Thursday, 2 June 2011
I was recently asked if I would look over the manifesto of the English Democrats Party (EDP). Well, now I have, a version that I downloaded from their webpage. I assume there is nothing later, though the document is clearly more than a year out of date, insofar as it makes reference to a Labour government dominated by Scots. Still I imagine little has changed in the way of the party’s fundamental aims.
I have to say that while I was certainly aware of this party’s existence I knew very little about it, other than it was a sort of English version of the Scottish National Party. The manifesto certainly confirms that, a central aim being the creation of a Parliament for England in the fashion of the Scottish Parliament and the Welsh Assembly.
It seems to me that the EDP exists thanks to two things: the as yet unanswered West Lothian Question, namely why are Scottish MPs allowed to interfere in English affairs when English MPs have no equivalent right, and Tony Blair’s botched constitutional settlement, which left England in a kind of political limbo. To use the jargon, the party was born of a perceived democratic and constitutional deficit. It’s the English Parliament party; it will always be the English Parliament party. The problem is that this would seem to be a basis too narrow to allow it ever to make a serious political breakthrough.
The manifesto is about so much more, of course. There is a broad range of policies, much of which I can agree with without reservation, particularly on withdrawal from the European Union and the ending of mass immigration. There is also a highly commendable critique of political correctness and multi-culturalism, both of which I despise with a passion. I particularly liked the passage dealing with the background of the ghastly European Union, or the Franco-German Union, some simple facts that people need to be more aware of;

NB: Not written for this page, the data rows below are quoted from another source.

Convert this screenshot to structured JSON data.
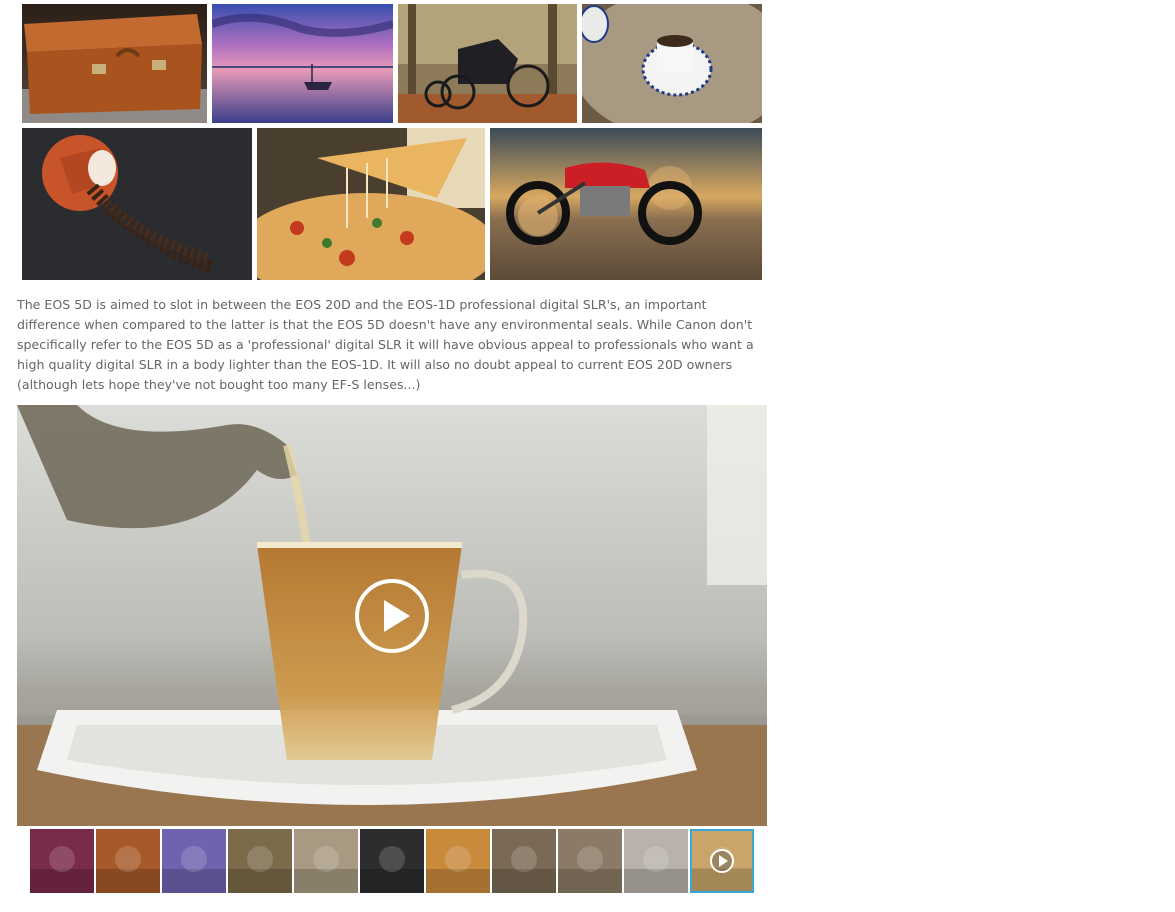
{
  "gallery": {
    "tiles": [
      {
        "subject": "vintage leather suitcase",
        "color": "#a65a2a"
      },
      {
        "subject": "boat on lake at sunset",
        "color": "#6e63b0"
      },
      {
        "subject": "horse carriage in forest",
        "color": "#8a6b4a"
      },
      {
        "subject": "espresso cup on saucer",
        "color": "#a89a82"
      },
      {
        "subject": "spilled coffee beans",
        "color": "#2d2d2f"
      },
      {
        "subject": "pizza slice with cheese",
        "color": "#c98a3c"
      },
      {
        "subject": "motorcycle on beach",
        "color": "#7a6a55"
      }
    ]
  },
  "article": {
    "caption": "The EOS 5D is aimed to slot in between the EOS 20D and the EOS-1D professional digital SLR's, an important difference when compared to the latter is that the EOS 5D doesn't have any environmental seals. While Canon don't specifically refer to the EOS 5D as a 'professional' digital SLR it will have obvious appeal to professionals who want a high quality digital SLR in a body lighter than the EOS-1D. It will also no doubt appeal to current EOS 20D owners (although lets hope they've not bought too many EF-S lenses...)"
  },
  "video": {
    "subject": "tea pouring into glass cup",
    "play_icon": "play-circle-icon"
  },
  "thumbnails": [
    {
      "subject": "tree at sunset",
      "color": "#7a2a4a"
    },
    {
      "subject": "vintage leather suitcase",
      "color": "#a65a2a"
    },
    {
      "subject": "boat on lake at sunset",
      "color": "#6e63b0"
    },
    {
      "subject": "horse carriage in forest",
      "color": "#7b6b4a"
    },
    {
      "subject": "espresso cup on saucer",
      "color": "#a89a82"
    },
    {
      "subject": "spilled coffee beans",
      "color": "#2d2d2f"
    },
    {
      "subject": "pizza slice with cheese",
      "color": "#c98a3c"
    },
    {
      "subject": "motorcycle on beach",
      "color": "#7a6a55"
    },
    {
      "subject": "woman with guitar",
      "color": "#8a7a66"
    },
    {
      "subject": "white sports car",
      "color": "#b8b2aa"
    },
    {
      "subject": "tea video",
      "color": "#c9a56a",
      "active": true,
      "is_video": true
    }
  ],
  "colors": {
    "active_border": "#37a6d8",
    "caption_text": "#666666"
  }
}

European integration, as conceived by the Frenchman Jean Monnet, had the aim of tying Germany into a network of political and economic links with France and other European states so that it would be impossible for Germany to go to war with them. That was by no means the only motivation for seeking ever-closer political and economic union. The interests of Germany and France came together in the peculiar circumstances following World War II. Advantage could be gained for both by combining a post-war German economic revival with French political and agricultural dominance. Germany gained a secure market for its manufacturing industry and France gained a protected market and financial support for its agriculture. In addition, France obtained privileged access to the European market for its colonial produce, and took the lead in building European institutions on the French model – centralised and bureaucratic. The aim from the beginning was to enmesh the states of Europe in an economic, political and military union from which they could not break free. That goal was, and still is, considered more important than the democratic nicety of explaining the goal to the electorate and seeking its approval.
For me this is the key; this bureaucratic tyranny is a far greater danger to our liberty, our sovereignty and our identity as a nation than the absence of a dedicated English parliament. But of course the EDP can’t make too much of this particular platform, for the United Kingdom Independence Party more or less has the ground fully occupied.

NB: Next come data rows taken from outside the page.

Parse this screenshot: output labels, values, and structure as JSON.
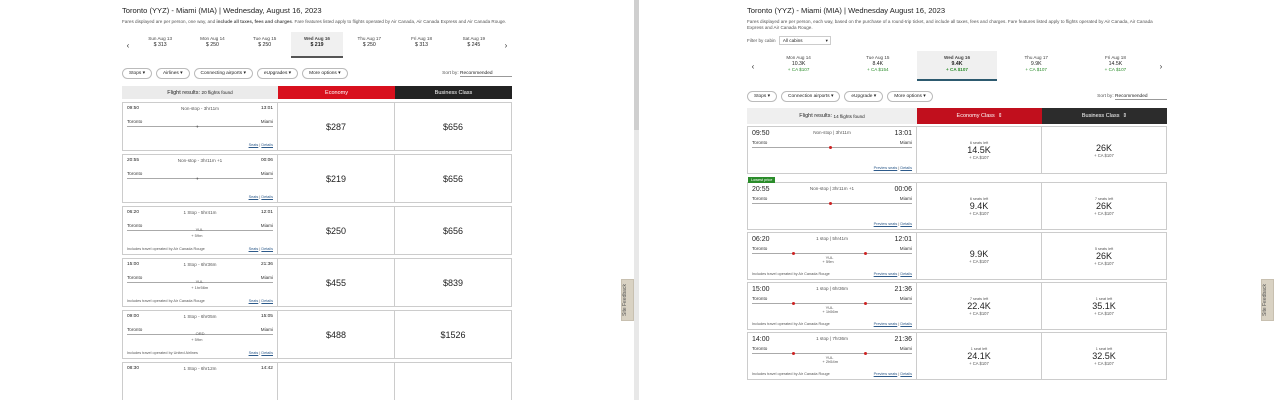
{
  "left": {
    "title": "Toronto (YYZ) - Miami (MIA) | Wednesday, August 16, 2023",
    "fares_note_a": "Fares displayed are per person, one way, and",
    "fares_note_b": "include all taxes, fees and charges",
    "fares_note_c": ". Fare features listed apply to flights operated by Air Canada, Air Canada Express and Air Canada Rouge.",
    "dates": [
      {
        "d": "Sun Aug 13",
        "p": "$ 313"
      },
      {
        "d": "Mon Aug 14",
        "p": "$ 250"
      },
      {
        "d": "Tue Aug 15",
        "p": "$ 250"
      },
      {
        "d": "Wed Aug 16",
        "p": "$ 219",
        "active": true
      },
      {
        "d": "Thu Aug 17",
        "p": "$ 250"
      },
      {
        "d": "Fri Aug 18",
        "p": "$ 313"
      },
      {
        "d": "Sat Aug 19",
        "p": "$ 245"
      }
    ],
    "filters": [
      "Stops",
      "Airlines",
      "Connecting airports",
      "eUpgrades",
      "More options"
    ],
    "sort_label": "Sort by:",
    "sort_value": "Recommended",
    "results_label": "Flight results:",
    "results_count": "20 flights found",
    "economy": "Economy",
    "business": "Business Class",
    "seats": "Seats",
    "details": "Details",
    "flights": [
      {
        "dep": "09:50",
        "arr": "13:01",
        "dur": "Non-stop - 3hr11m",
        "from": "Toronto",
        "to": "Miami",
        "eco": "$287",
        "bus": "$656",
        "ops": ""
      },
      {
        "dep": "20:55",
        "arr": "00:06",
        "dur": "Non-stop - 3hr11m +1",
        "from": "Toronto",
        "to": "Miami",
        "eco": "$219",
        "bus": "$656",
        "ops": ""
      },
      {
        "dep": "06:20",
        "arr": "12:01",
        "dur": "1 Stop - 5hr41m",
        "from": "Toronto",
        "to": "Miami",
        "stop": "YUL",
        "lay": "+ 59m",
        "eco": "$250",
        "bus": "$656",
        "ops": "Includes travel operated by Air Canada Rouge"
      },
      {
        "dep": "15:00",
        "arr": "21:36",
        "dur": "1 Stop - 6hr36m",
        "from": "Toronto",
        "to": "Miami",
        "stop": "YUL",
        "lay": "+ 1hr56m",
        "eco": "$455",
        "bus": "$839",
        "ops": "Includes travel operated by Air Canada Rouge"
      },
      {
        "dep": "09:00",
        "arr": "15:05",
        "dur": "1 Stop - 6hr05m",
        "from": "Toronto",
        "to": "Miami",
        "stop": "ORD",
        "lay": "+ 59m",
        "eco": "$488",
        "bus": "$1526",
        "ops": "Includes travel operated by United Airlines"
      },
      {
        "dep": "08:30",
        "arr": "14:42",
        "dur": "1 Stop - 6hr12m",
        "from": "",
        "to": "",
        "eco": "",
        "bus": "",
        "ops": ""
      }
    ],
    "feedback": "Site Feedback"
  },
  "right": {
    "title": "Toronto (YYZ) - Miami (MIA) | Wednesday August 16, 2023",
    "fares_note": "Fares displayed are per person, each way, based on the purchase of a round-trip ticket, and include all taxes, fees and charges. Fare features listed apply to flights operated by Air Canada, Air Canada Express and Air Canada Rouge.",
    "cabin_label": "Filter by cabin",
    "cabin_value": "All cabins",
    "dates": [
      {
        "d": "Mon Aug 14",
        "p": "10.3K",
        "p2": "+ CA $107"
      },
      {
        "d": "Tue Aug 15",
        "p": "8.4K",
        "p2": "+ CA $154"
      },
      {
        "d": "Wed Aug 16",
        "p": "9.4K",
        "p2": "+ CA $107",
        "active": true
      },
      {
        "d": "Thu Aug 17",
        "p": "9.9K",
        "p2": "+ CA $107"
      },
      {
        "d": "Fri Aug 18",
        "p": "14.5K",
        "p2": "+ CA $107"
      }
    ],
    "filters": [
      "Stops",
      "Connection airports",
      "eUpgrade",
      "More options"
    ],
    "sort_label": "Sort by:",
    "sort_value": "Recommended",
    "results_label": "Flight results:",
    "results_count": "14 flights found",
    "economy": "Economy Class",
    "business": "Business Class",
    "preview": "Preview seats",
    "details": "Details",
    "lowest": "Lowest price",
    "flights": [
      {
        "dep": "09:50",
        "arr": "13:01",
        "dur": "Non-stop | 3hr11m",
        "from": "Toronto",
        "to": "Miami",
        "eseats": "6 seats left",
        "eco": "14.5K",
        "ecof": "+ CA $107",
        "bseats": "",
        "bus": "26K",
        "busf": "+ CA $107",
        "ops": ""
      },
      {
        "dep": "20:55",
        "arr": "00:06",
        "dur": "Non-stop | 3hr11m +1",
        "from": "Toronto",
        "to": "Miami",
        "eseats": "6 seats left",
        "eco": "9.4K",
        "ecof": "+ CA $107",
        "bseats": "7 seats left",
        "bus": "26K",
        "busf": "+ CA $107",
        "ops": "",
        "lowest": true
      },
      {
        "dep": "06:20",
        "arr": "12:01",
        "dur": "1 stop | 5hr41m",
        "from": "Toronto",
        "to": "Miami",
        "stop": "YUL",
        "lay": "+ 59m",
        "eseats": "",
        "eco": "9.9K",
        "ecof": "+ CA $107",
        "bseats": "5 seats left",
        "bus": "26K",
        "busf": "+ CA $107",
        "ops": "Includes travel operated by Air Canada Rouge"
      },
      {
        "dep": "15:00",
        "arr": "21:36",
        "dur": "1 stop | 6hr36m",
        "from": "Toronto",
        "to": "Miami",
        "stop": "YUL",
        "lay": "+ 1h56m",
        "eseats": "7 seats left",
        "eco": "22.4K",
        "ecof": "+ CA $107",
        "bseats": "1 seat left",
        "bus": "35.1K",
        "busf": "+ CA $107",
        "ops": "Includes travel operated by Air Canada Rouge"
      },
      {
        "dep": "14:00",
        "arr": "21:36",
        "dur": "1 stop | 7hr36m",
        "from": "Toronto",
        "to": "Miami",
        "stop": "YUL",
        "lay": "+ 2h54m",
        "eseats": "1 seat left",
        "eco": "24.1K",
        "ecof": "+ CA $107",
        "bseats": "1 seat left",
        "bus": "32.5K",
        "busf": "+ CA $107",
        "ops": "Includes travel operated by Air Canada Rouge"
      }
    ],
    "feedback": "Site Feedback"
  }
}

There are aspects of the manifesto that I am not convinced by. I do not want ‘reform’ of the House of Lords; I do not want an elected second chamber, the Liberal Democrat agenda. There are the usual bland nostrums about the National Health Service, the sacred cow of our national life, long overdue for an appointment in the abattoir! There is a rather vague nod towards policies on green energy, something else I’m deeply sceptical about, as I made clear in Whistle down the Wind. The EDP wants referenda as a feature of our national life on the Swiss model, something else I reject, something that would inevitably lead to voter fatigue and the domination of tireless and self-interested minorities.
Overall it was an interesting and unobjectionable read but it’s a policy for fragmentation which might very well suit the aims of the Euro-rats in Brussels (I wrote Eurocrats. I gave way to my spell checker for this more apt description!). I confess I feel far more English than British; I feel that if the Scots and the Welsh want to go their separate ways then so be it; but I do have a residual attachment to the Union, so much greater than the sum of its parts.
The Scots, I am convinced, will never vote for complete independence. The English, I am equally convinced, will never vote for yet another layer of government. Westminster is our Parliament; it has been for centuries. I agree, however, that it’s not working as well as it might, that something has to be done to ensure that English laws are made by English legislators and only English legislators.